By the time your child reaches the age of three years, the basic routine of tooth care should be well established. Morning and evening tooth brushing sessions need to be carefully supervised by an adult, even though a child of this age will probably be eager to carry out brushing herself. Six-monthly visits to the dentist, to check that the teeth are coming through normally, are also important. These “tooth counting” sessions are also a good way of letting your child get used to visits to the dentist.

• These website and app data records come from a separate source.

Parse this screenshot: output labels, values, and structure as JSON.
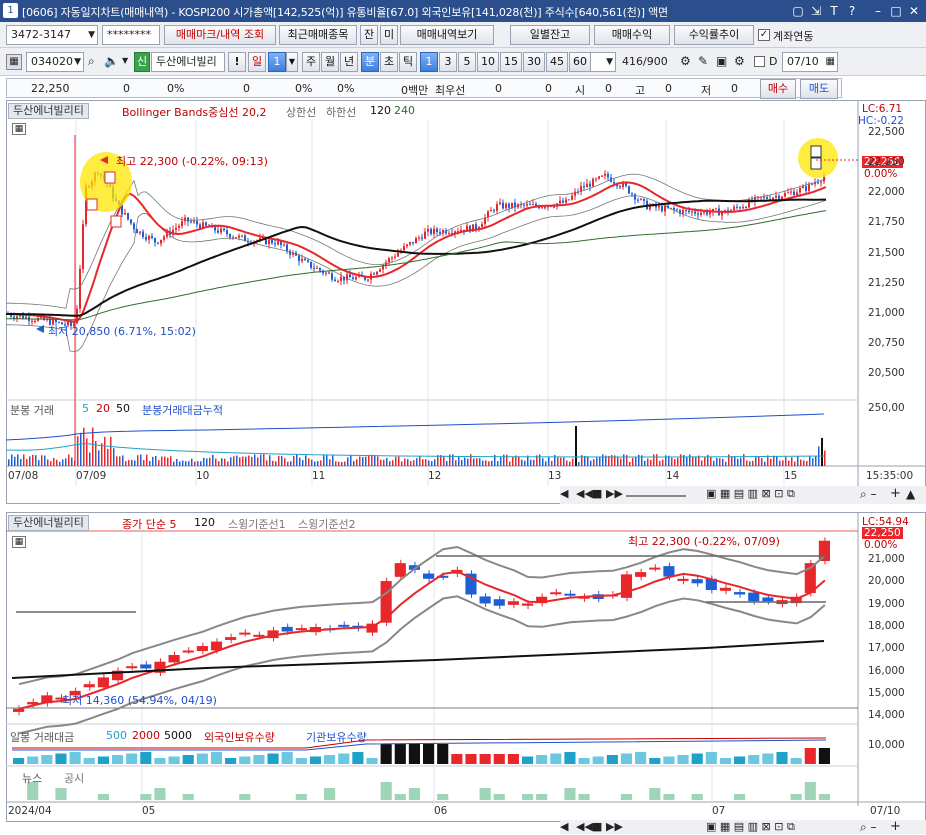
{
  "titlebar": {
    "window_num": "1",
    "title": "[0606] 자동일지차트(매매내역) - KOSPI200 시가총액[142,525(억)] 유통비율[67.0] 외국인보유[141,028(천)] 주식수[640,561(천)] 액면"
  },
  "toolbar1": {
    "account": "3472-3147",
    "password": "********",
    "btn_trade_mark": "매매마크/내역 조회",
    "btn_recent": "최근매매종목",
    "btn_jan": "잔",
    "btn_mi": "미",
    "btn_history": "매매내역보기",
    "btn_daily_bal": "일별잔고",
    "btn_profit": "매매수익",
    "btn_rate": "수익률추이",
    "check_link": "계좌연동"
  },
  "toolbar2": {
    "code": "034020",
    "name_prefix": "신",
    "name": "두산에너빌리",
    "btn_il": "일",
    "period_value": "1",
    "btn_ju": "주",
    "btn_wol": "월",
    "btn_nyeon": "년",
    "btn_bun": "분",
    "btn_cho": "초",
    "btn_tik": "틱",
    "intervals": [
      "1",
      "3",
      "5",
      "10",
      "15",
      "30",
      "45",
      "60"
    ],
    "count_value": "1",
    "count_display": "416/900",
    "d_label": "D",
    "date_value": "07/10"
  },
  "quote_bar": {
    "price": "22,250",
    "v1": "0",
    "p1": "0%",
    "v2": "0",
    "p2": "0%",
    "p3": "0%",
    "unit": "0백만",
    "best_label": "최우선",
    "b1": "0",
    "b2": "0",
    "si": "시",
    "si_v": "0",
    "go": "고",
    "go_v": "0",
    "jeo": "저",
    "jeo_v": "0",
    "buy": "매수",
    "sell": "매도"
  },
  "top_chart": {
    "stock_label": "두산에너빌리티",
    "indicator": "Bollinger Bands중심선 20,2",
    "upper": "상한선",
    "lower": "하한선",
    "ma1": "120",
    "ma2": "240",
    "lc": "LC:6.71",
    "hc": "HC:-0.22",
    "high_ann": "최고 22,300 (-0.22%, 09:13)",
    "low_ann": "최저 20,850 (6.71%, 15:02)",
    "price_tag": "22,250",
    "pct_tag": "0.00%",
    "y_labels": [
      "22,500",
      "22,250",
      "22,000",
      "21,750",
      "21,500",
      "21,250",
      "21,000",
      "20,750",
      "20,500"
    ],
    "vol_label": "분봉 거래",
    "vol_5": "5",
    "vol_20": "20",
    "vol_50": "50",
    "vol_cum": "분봉거래대금누적",
    "vol_axis": "250,00",
    "x_labels": [
      "07/08",
      "07/09",
      "10",
      "11",
      "12",
      "13",
      "14",
      "15"
    ],
    "time_label": "15:35:00"
  },
  "bottom_chart": {
    "stock_label": "두산에너빌리티",
    "indicator": "종가 단순 5",
    "ma120": "120",
    "swing1": "스윙기준선1",
    "swing2": "스윙기준선2",
    "lc": "LC:54.94",
    "high_ann": "최고 22,300 (-0.22%, 07/09)",
    "low_ann": "최저 14,360 (54.94%, 04/19)",
    "price_tag": "22,250",
    "pct_tag": "0.00%",
    "y_labels": [
      "21,000",
      "20,000",
      "19,000",
      "18,000",
      "17,000",
      "16,000",
      "15,000",
      "14,000"
    ],
    "vol_label": "일봉 거래대금",
    "vol_500": "500",
    "vol_2000": "2000",
    "vol_5000": "5000",
    "foreign": "외국인보유수량",
    "inst": "기관보유수량",
    "vol_axis": "10,000",
    "news": "뉴스",
    "gongsi": "공시",
    "x_labels": [
      "2024/04",
      "05",
      "06",
      "07"
    ],
    "date_label": "07/10"
  },
  "colors": {
    "up": "#e8272b",
    "down": "#1f5fd6",
    "accent": "#2b4f8c",
    "highlight": "#ffe600"
  }
}
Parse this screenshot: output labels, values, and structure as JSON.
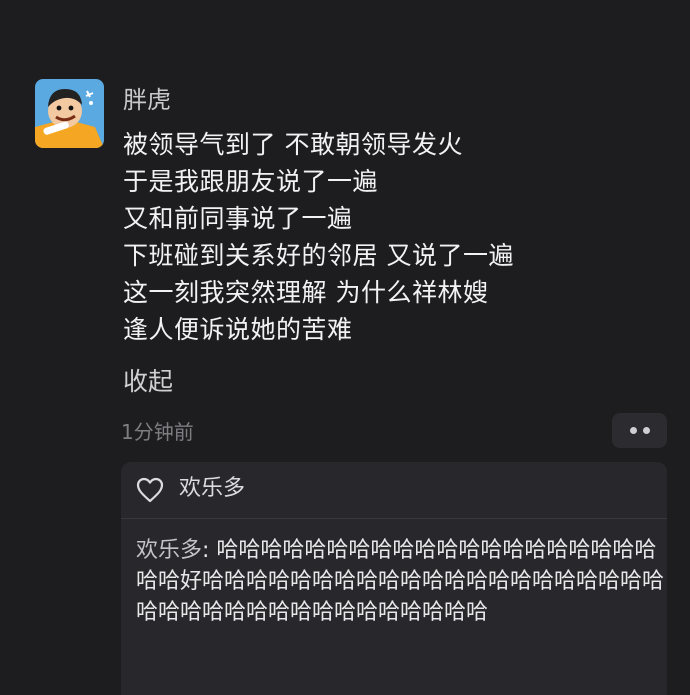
{
  "post": {
    "author": "胖虎",
    "lines": [
      "被领导气到了 不敢朝领导发火",
      "于是我跟朋友说了一遍",
      "又和前同事说了一遍",
      "下班碰到关系好的邻居 又说了一遍",
      "这一刻我突然理解 为什么祥林嫂",
      "逢人便诉说她的苦难"
    ],
    "collapse_label": "收起",
    "timestamp": "1分钟前"
  },
  "likes": {
    "names": "欢乐多"
  },
  "comments": [
    {
      "name": "欢乐多",
      "separator": ": ",
      "text": "哈哈哈哈哈哈哈哈哈哈哈哈哈哈哈哈哈哈哈哈哈哈好哈哈哈哈哈哈哈哈哈哈哈哈哈哈哈哈哈哈哈哈哈哈哈哈哈哈哈哈哈哈哈哈哈哈哈哈哈"
    }
  ],
  "icons": {
    "like": "heart-icon",
    "more": "more-dots-icon"
  },
  "colors": {
    "background": "#1d1d20",
    "panel": "#28282c",
    "author": "#c9c9cc",
    "timestamp": "#7d7d82"
  }
}
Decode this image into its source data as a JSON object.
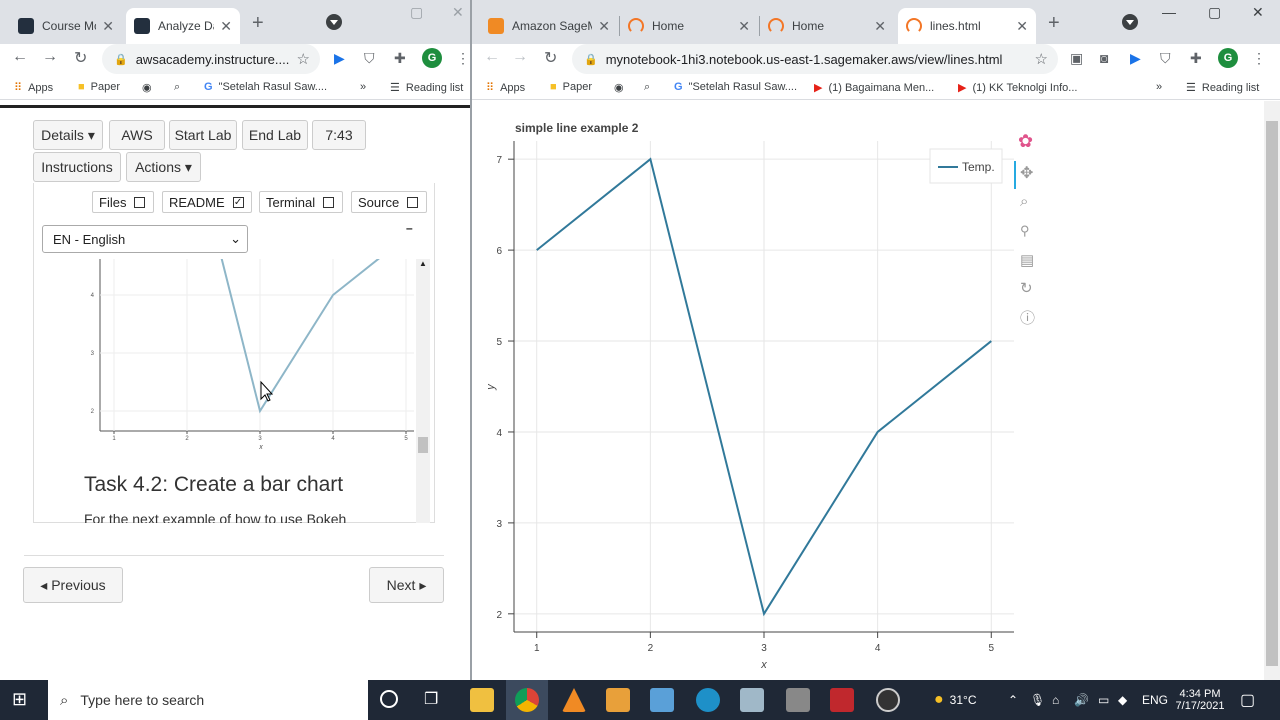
{
  "left_browser": {
    "tabs": [
      {
        "title": "Course Mc",
        "active": false
      },
      {
        "title": "Analyze Da",
        "active": true
      }
    ],
    "url": "awsacademy.instructure....",
    "bookmarks": [
      "Apps",
      "Paper",
      "\"Setelah Rasul Saw....",
      "Reading list"
    ],
    "lab": {
      "buttons": [
        "Details ▾",
        "AWS",
        "Start Lab",
        "End Lab",
        "7:43"
      ],
      "buttons2": [
        "Instructions",
        "Actions ▾"
      ],
      "checkboxes": [
        {
          "label": "Files",
          "checked": false
        },
        {
          "label": "README",
          "checked": true
        },
        {
          "label": "Terminal",
          "checked": false
        },
        {
          "label": "Source",
          "checked": false
        }
      ],
      "language": "EN - English",
      "minimize": "–",
      "heading": "Task 4.2: Create a bar chart",
      "paragraph": "For the next example of how to use Bokeh",
      "thumb_x_ticks": [
        "1",
        "2",
        "3",
        "4",
        "5"
      ],
      "thumb_y_ticks": [
        "4",
        "3",
        "2"
      ],
      "thumb_xlabel": "x"
    },
    "prev_label": "◂ Previous",
    "next_label": "Next ▸"
  },
  "right_browser": {
    "tabs": [
      {
        "title": "Amazon SageM",
        "active": false
      },
      {
        "title": "Home",
        "active": false
      },
      {
        "title": "Home",
        "active": false
      },
      {
        "title": "lines.html",
        "active": true
      }
    ],
    "url": "mynotebook-1hi3.notebook.us-east-1.sagemaker.aws/view/lines.html",
    "bookmarks": [
      "Apps",
      "Paper",
      "\"Setelah Rasul Saw....",
      "(1) Bagaimana Men...",
      "(1) KK Teknolgi Info...",
      "Reading list"
    ],
    "profile_initial": "G"
  },
  "taskbar": {
    "search_placeholder": "Type here to search",
    "weather": "31°C",
    "lang": "ENG",
    "time": "4:34 PM",
    "date": "7/17/2021"
  },
  "chart_data": {
    "type": "line",
    "title": "simple line example 2",
    "xlabel": "x",
    "ylabel": "y",
    "x": [
      1,
      2,
      3,
      4,
      5
    ],
    "series": [
      {
        "name": "Temp.",
        "values": [
          6,
          7,
          2,
          4,
          5
        ]
      }
    ],
    "xlim": [
      0.8,
      5.2
    ],
    "ylim": [
      1.8,
      7.2
    ],
    "xticks": [
      1,
      2,
      3,
      4,
      5
    ],
    "yticks": [
      2,
      3,
      4,
      5,
      6,
      7
    ],
    "grid": true,
    "legend_position": "top-right",
    "line_color": "#31799a"
  }
}
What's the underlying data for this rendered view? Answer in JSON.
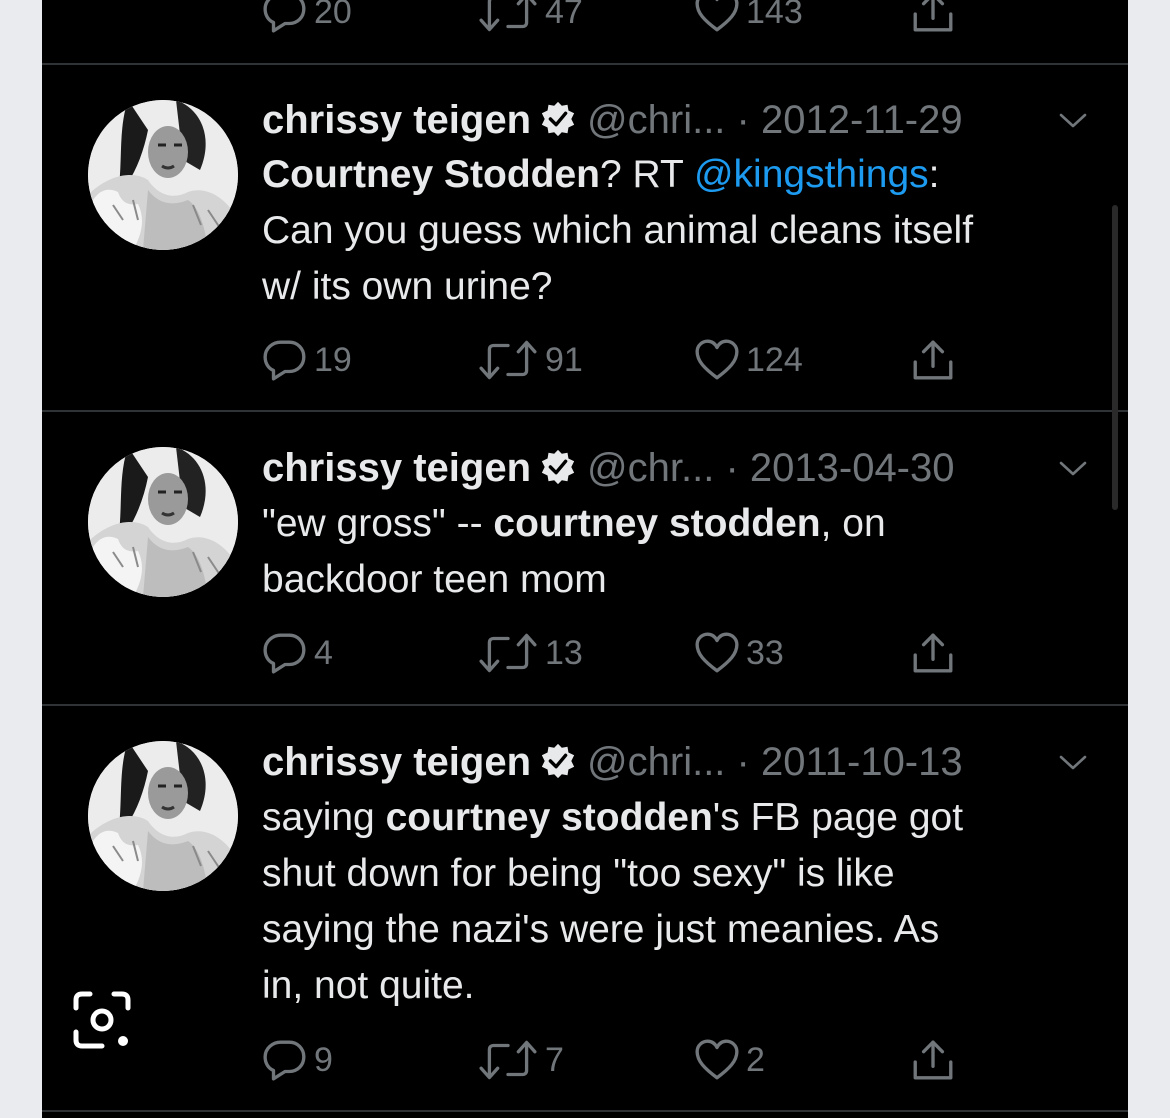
{
  "top_actions": {
    "replies": "20",
    "retweets": "47",
    "likes": "143"
  },
  "tweets": [
    {
      "name": "chrissy teigen",
      "handle": "@chri...",
      "date": "· 2012-11-29",
      "text": {
        "p1": "Courtney Stodden",
        "p2": "? RT ",
        "mention": "@kingsthings",
        "p3": ":",
        "line2": "Can you guess which animal cleans itself",
        "line3": "w/ its own urine?"
      },
      "replies": "19",
      "retweets": "91",
      "likes": "124"
    },
    {
      "name": "chrissy teigen",
      "handle": "@chr...",
      "date": "· 2013-04-30",
      "text": {
        "p1": "\"ew gross\" -- ",
        "p2": "courtney stodden",
        "p3": ", on",
        "line2": "backdoor teen mom"
      },
      "replies": "4",
      "retweets": "13",
      "likes": "33"
    },
    {
      "name": "chrissy teigen",
      "handle": "@chri...",
      "date": "· 2011-10-13",
      "text": {
        "p1": "saying ",
        "p2": "courtney stodden",
        "p3": "'s FB page got",
        "line2": "shut down for being \"too sexy\" is like",
        "line3": "saying the nazi's were just meanies. As",
        "line4": "in, not quite."
      },
      "replies": "9",
      "retweets": "7",
      "likes": "2"
    }
  ],
  "icons": {
    "reply": "reply-icon",
    "retweet": "retweet-icon",
    "like": "like-icon",
    "share": "share-icon",
    "verified": "verified-badge-icon",
    "caret": "chevron-down-icon",
    "lens": "lens-search-icon"
  },
  "colors": {
    "background": "#000000",
    "text": "#e7e9ea",
    "muted": "#71767b",
    "mention": "#1d9bf0",
    "divider": "#2f3336"
  }
}
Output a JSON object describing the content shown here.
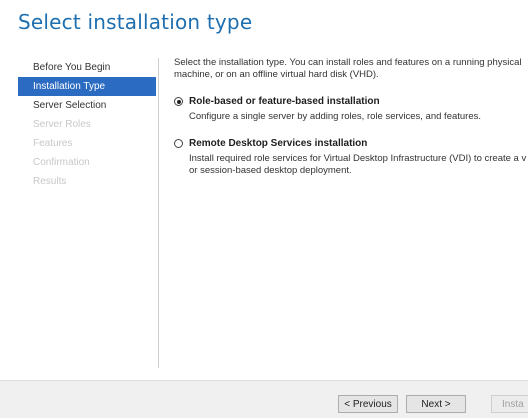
{
  "page": {
    "title": "Select installation type"
  },
  "sidebar": {
    "items": [
      {
        "label": "Before You Begin"
      },
      {
        "label": "Installation Type"
      },
      {
        "label": "Server Selection"
      },
      {
        "label": "Server Roles"
      },
      {
        "label": "Features"
      },
      {
        "label": "Confirmation"
      },
      {
        "label": "Results"
      }
    ]
  },
  "main": {
    "intro_line1": "Select the installation type. You can install roles and features on a running physical",
    "intro_line2": "machine, or on an offline virtual hard disk (VHD).",
    "options": [
      {
        "title": "Role-based or feature-based installation",
        "desc1": "Configure a single server by adding roles, role services, and features.",
        "desc2": "",
        "selected": true
      },
      {
        "title": "Remote Desktop Services installation",
        "desc1": "Install required role services for Virtual Desktop Infrastructure (VDI) to create a v",
        "desc2": "or session-based desktop deployment.",
        "selected": false
      }
    ]
  },
  "footer": {
    "previous_label": "< Previous",
    "next_label": "Next >",
    "install_label": "Insta"
  }
}
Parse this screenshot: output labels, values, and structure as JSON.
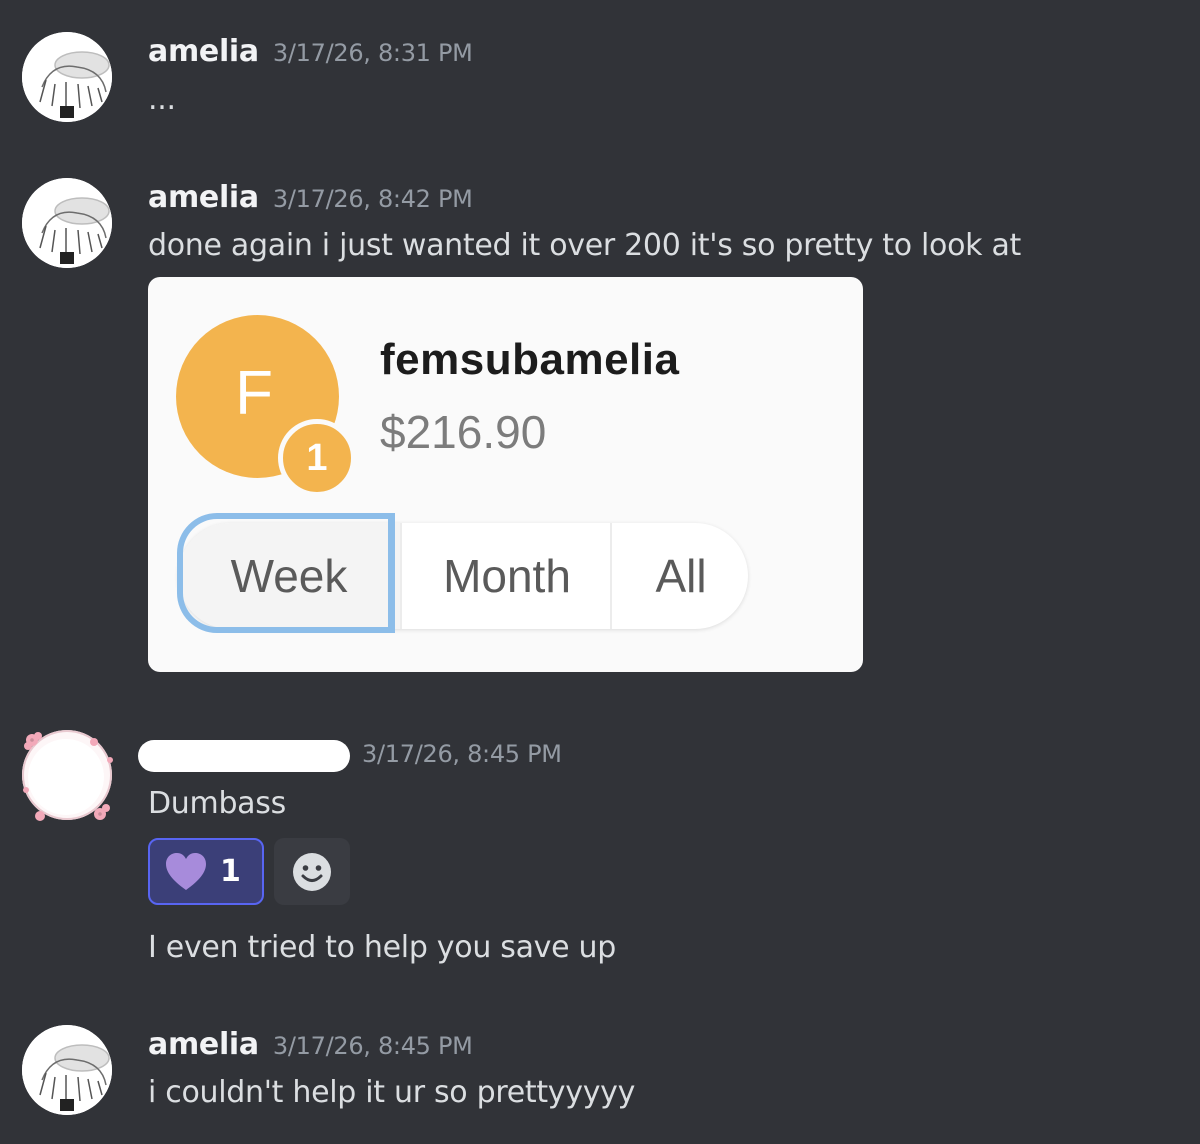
{
  "messages": [
    {
      "author": "amelia",
      "timestamp": "3/17/26, 8:31 PM",
      "content": "..."
    },
    {
      "author": "amelia",
      "timestamp": "3/17/26, 8:42 PM",
      "content": "done again i just wanted it over 200 it's so pretty to look at"
    },
    {
      "author": "",
      "timestamp": "3/17/26, 8:45 PM",
      "content": "Dumbass",
      "followup": "I even tried to help you save up"
    },
    {
      "author": "amelia",
      "timestamp": "3/17/26, 8:45 PM",
      "content": "i couldn't help it ur so prettyyyyy"
    }
  ],
  "embed": {
    "avatar_letter": "F",
    "badge_count": "1",
    "username": "femsubamelia",
    "amount": "$216.90",
    "tabs": [
      "Week",
      "Month",
      "All"
    ],
    "selected_tab": "Week",
    "accent_color": "#f3b44e"
  },
  "reaction": {
    "icon": "purple-heart-icon",
    "count": "1",
    "color": "#a78bdb"
  },
  "add_reaction_icon": "smiley-icon",
  "colors": {
    "background": "#313338",
    "reaction_border": "#5865f2",
    "focus_ring": "#8cbde9"
  }
}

Most people are now aware of the damage caused to teeth by sugar in the diet. Sugary foods produce acids in the mouth that damage the enamel coating of the teeth by removing calcium. Once this has occurred, the tooth is vulnerable to decay and cavities will start to form. While fillings can repair cavities, the tooth is weakened and, if several affected by decay, may need to be removed. This could endanger the positioning of second teeth.